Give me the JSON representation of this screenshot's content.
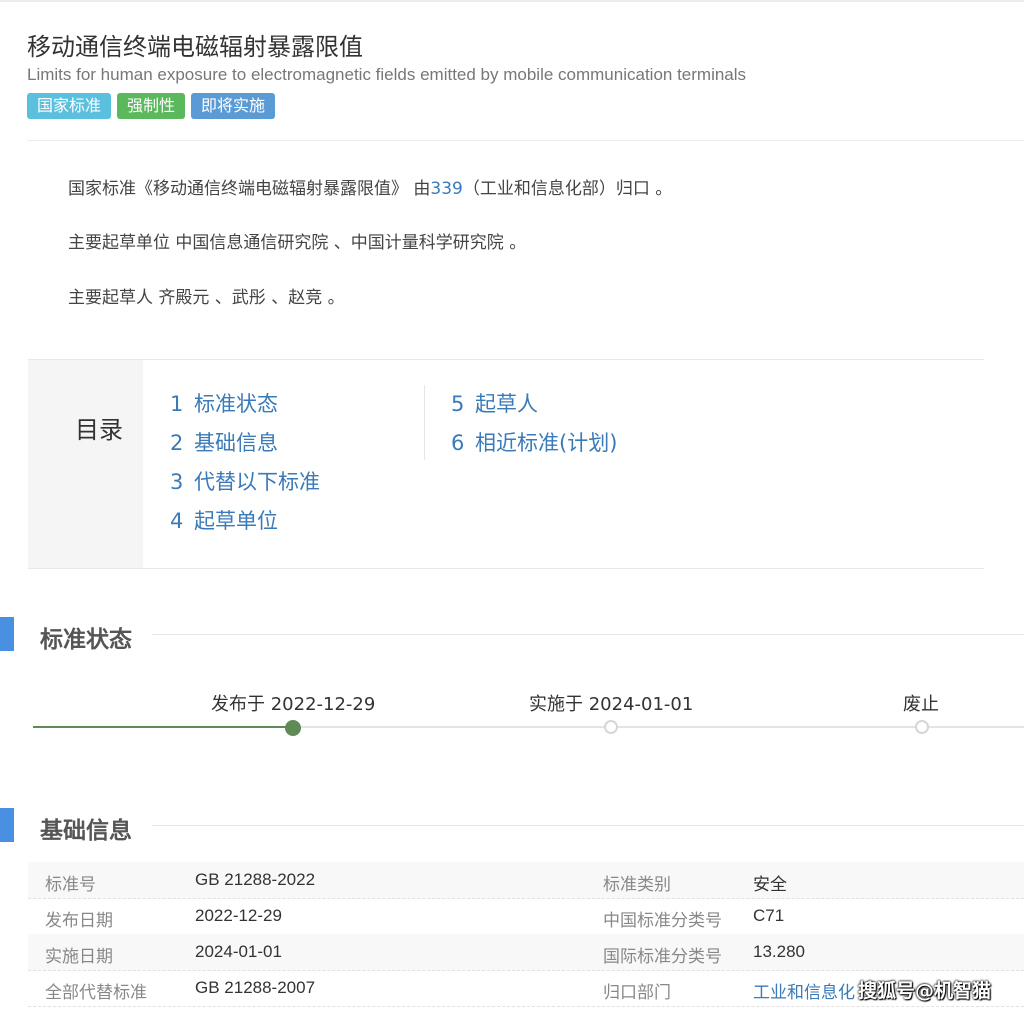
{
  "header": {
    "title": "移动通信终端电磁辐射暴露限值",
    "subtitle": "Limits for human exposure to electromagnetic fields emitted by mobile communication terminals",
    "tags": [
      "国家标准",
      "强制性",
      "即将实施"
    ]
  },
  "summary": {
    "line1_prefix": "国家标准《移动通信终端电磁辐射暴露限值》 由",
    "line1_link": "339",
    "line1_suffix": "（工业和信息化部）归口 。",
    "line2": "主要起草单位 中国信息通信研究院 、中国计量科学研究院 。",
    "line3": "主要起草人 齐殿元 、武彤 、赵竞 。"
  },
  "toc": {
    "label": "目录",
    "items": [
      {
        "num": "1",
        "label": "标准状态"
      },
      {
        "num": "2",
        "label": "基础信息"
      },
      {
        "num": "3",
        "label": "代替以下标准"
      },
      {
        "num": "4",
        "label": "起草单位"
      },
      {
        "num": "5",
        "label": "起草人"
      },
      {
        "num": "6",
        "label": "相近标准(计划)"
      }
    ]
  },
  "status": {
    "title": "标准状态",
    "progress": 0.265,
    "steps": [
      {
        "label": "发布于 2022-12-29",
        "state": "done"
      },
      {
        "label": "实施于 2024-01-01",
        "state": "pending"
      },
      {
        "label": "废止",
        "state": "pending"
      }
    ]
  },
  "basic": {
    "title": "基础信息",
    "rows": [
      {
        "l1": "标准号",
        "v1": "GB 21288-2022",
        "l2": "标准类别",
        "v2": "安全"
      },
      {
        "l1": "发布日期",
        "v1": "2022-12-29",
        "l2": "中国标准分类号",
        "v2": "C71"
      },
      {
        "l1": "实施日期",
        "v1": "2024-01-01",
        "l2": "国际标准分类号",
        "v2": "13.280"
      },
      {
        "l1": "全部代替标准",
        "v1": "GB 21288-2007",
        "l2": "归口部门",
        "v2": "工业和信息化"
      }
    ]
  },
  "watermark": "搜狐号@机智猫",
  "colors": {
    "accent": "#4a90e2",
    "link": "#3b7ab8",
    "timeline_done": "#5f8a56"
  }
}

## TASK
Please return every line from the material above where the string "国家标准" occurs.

## RESPONSE AREA
      "国家标准",
    "line1_prefix": "国家标准《移动通信终端电磁辐射暴露限值》 由",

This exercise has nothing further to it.